"What really happened (in the legal system) at the appellate level and probably at the trial level, too, was that judges made up their minds based on their predilections, their biases, which lawyer was their friend, what they had for breakfast that day."He gives little rigorous documentation to his assertion. It is simply his feel that the traders set prices, as suggested in the following quote from his article, based on the magnitude of the stock market damage inflicted relative to his view of the economic damage that has occurred. It is simply more B.S. from B.S.
"Note that the losses in United States markets alone are on the order of about $2.5 trillion in recent weeks. How can a loss of roughly $100 billion on subprime -- with some recoveries sure to come as property is seized and sold -- translate into a stock-market loss 25 times that size? The answer is trader realism. "The losses in the stock market since the highs of October 2007 are about 14%. This predicts -- very roughly -- a fall in corporate profits of roughly 14%. Yet there has never been a decline of quite that size for even one year in the postwar United States, and never more than two years of declining profits before they regained their previous peak."And earlier in the article, he provides a synopsis of his almighty trader theory:
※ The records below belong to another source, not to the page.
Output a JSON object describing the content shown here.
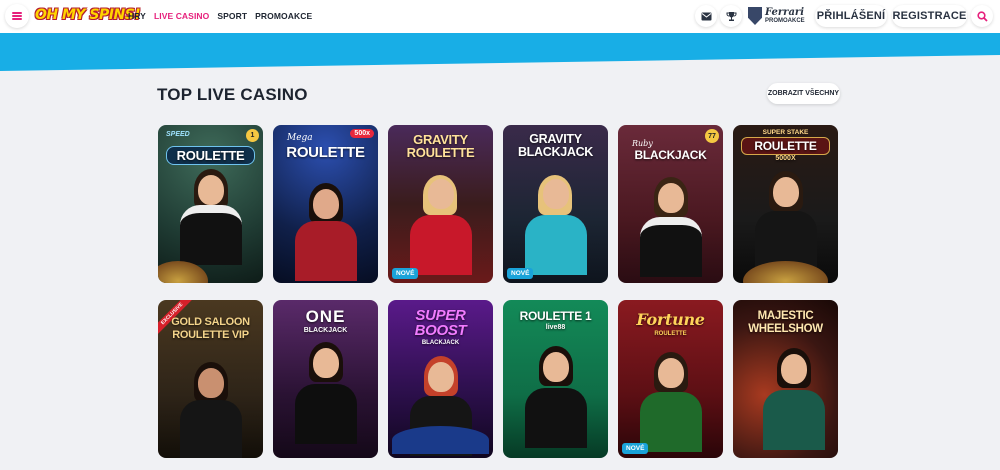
{
  "header": {
    "logo": "OH MY SPINS!",
    "nav": [
      {
        "label": "HRY",
        "active": false
      },
      {
        "label": "LIVE CASINO",
        "active": true
      },
      {
        "label": "SPORT",
        "active": false
      },
      {
        "label": "PROMOAKCE",
        "active": false
      }
    ],
    "promo_brand": "Ferrari",
    "promo_sub": "PROMOAKCE",
    "login_label": "PŘIHLÁŠENÍ",
    "register_label": "REGISTRACE",
    "icons": [
      "menu-icon",
      "mail-icon",
      "trophy-icon",
      "shield-icon",
      "search-icon"
    ],
    "accent_color": "#e6207c",
    "banner_color": "#18aee6"
  },
  "section": {
    "title": "TOP LIVE CASINO",
    "show_all_label": "ZOBRAZIT VŠECHNY"
  },
  "games": [
    {
      "title": "ROULETTE",
      "pre": "SPEED",
      "badge": "1",
      "new": false,
      "bg": "#1f3b33"
    },
    {
      "title": "ROULETTE",
      "pre": "Mega",
      "badge": "500x",
      "new": false,
      "bg": "#10204a"
    },
    {
      "title": "GRAVITY ROULETTE",
      "pre": "",
      "badge": "",
      "new": true,
      "new_label": "NOVÉ",
      "bg": "#3a1c1c"
    },
    {
      "title": "GRAVITY BLACKJACK",
      "pre": "",
      "badge": "",
      "new": true,
      "new_label": "NOVÉ",
      "bg": "#1c2533"
    },
    {
      "title": "BLACKJACK",
      "pre": "Ruby",
      "badge": "77",
      "new": false,
      "bg": "#4a1820"
    },
    {
      "title": "ROULETTE",
      "pre": "SUPER STAKE",
      "badge": "",
      "sub": "5000X",
      "new": false,
      "bg": "#1a1a1a"
    },
    {
      "title": "GOLD SALOON ROULETTE VIP",
      "pre": "",
      "badge": "",
      "ribbon": "EXCLUSIVE",
      "new": false,
      "bg": "#2e2418"
    },
    {
      "title": "ONE",
      "pre": "",
      "badge": "",
      "sub": "BLACKJACK",
      "new": false,
      "bg": "#2a1233"
    },
    {
      "title": "SUPER BOOST",
      "pre": "",
      "badge": "",
      "sub": "BLACKJACK",
      "new": false,
      "bg": "#2b0f4a"
    },
    {
      "title": "ROULETTE 1",
      "pre": "",
      "badge": "",
      "sub": "live88",
      "new": false,
      "bg": "#0f6e47"
    },
    {
      "title": "Fortune",
      "pre": "",
      "badge": "",
      "sub": "ROULETTE",
      "new": true,
      "new_label": "NOVÉ",
      "bg": "#5c0f14"
    },
    {
      "title": "MAJESTIC WHEELSHOW",
      "pre": "",
      "badge": "",
      "new": false,
      "bg": "#3a1612"
    }
  ]
}
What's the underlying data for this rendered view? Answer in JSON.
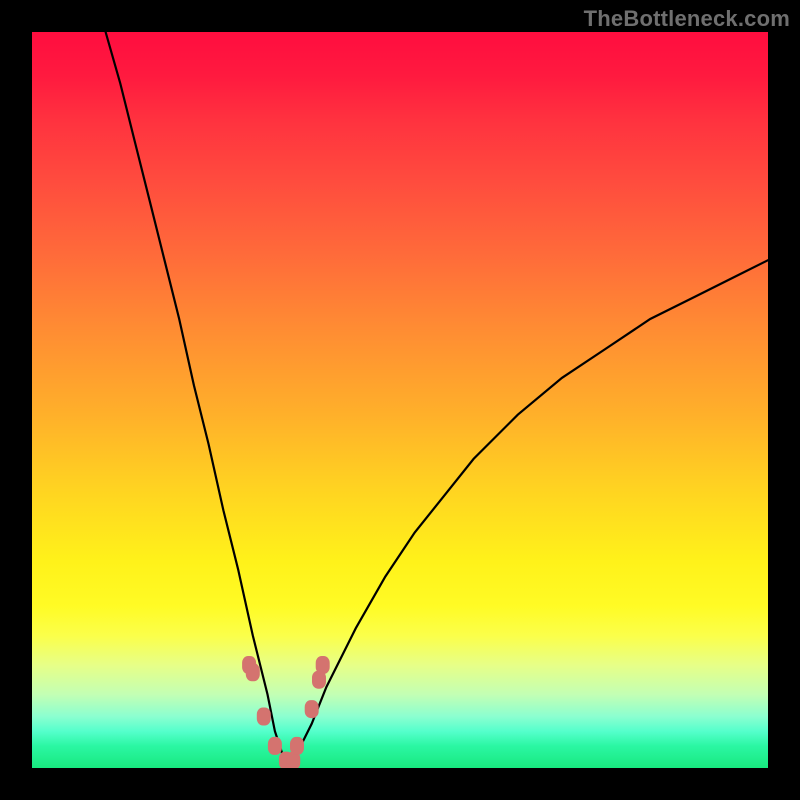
{
  "watermark": "TheBottleneck.com",
  "chart_data": {
    "type": "line",
    "title": "",
    "xlabel": "",
    "ylabel": "",
    "xlim": [
      0,
      100
    ],
    "ylim": [
      0,
      100
    ],
    "background_gradient": {
      "top_color": "#ff0d3f",
      "bottom_color": "#18e97f",
      "meaning": "bottleneck severity (red=high, green=low)"
    },
    "series": [
      {
        "name": "bottleneck-curve",
        "stroke": "#000000",
        "x": [
          10,
          12,
          14,
          16,
          18,
          20,
          22,
          24,
          26,
          28,
          30,
          32,
          33,
          34,
          35,
          36,
          38,
          40,
          44,
          48,
          52,
          56,
          60,
          66,
          72,
          78,
          84,
          90,
          96,
          100
        ],
        "values": [
          100,
          93,
          85,
          77,
          69,
          61,
          52,
          44,
          35,
          27,
          18,
          10,
          5,
          2,
          0,
          2,
          6,
          11,
          19,
          26,
          32,
          37,
          42,
          48,
          53,
          57,
          61,
          64,
          67,
          69
        ]
      },
      {
        "name": "trough-markers",
        "type": "scatter",
        "color": "#d4736f",
        "x": [
          29.5,
          30.0,
          31.5,
          33.0,
          34.5,
          35.5,
          36.0,
          38.0,
          39.0,
          39.5
        ],
        "values": [
          14,
          13,
          7,
          3,
          1,
          1,
          3,
          8,
          12,
          14
        ]
      }
    ]
  }
}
" More than that, they trade to support the way they want the market to go. If they are huge traders like some of the major hedge funds, they can sell massively and move the market downward, then suck in other traders who go short, and create a vacuum of fear that sucks down whatever they are selling. "Note what is happening here: They are not figuring out which way the market will go. They are making the market go the direction they want."The above demonstrates such a degree of naïveté that I am really shocked that The New York Times published the article. For example, when a company misses its earnings guidance by a penny or two, the same disproportionate impact occurs on its share price. The equity capitalization loss is vastly in excess of the miss to profits. That is because, generally speaking, the miss to expectation can sometimes be seen as a warning of larger misses to come.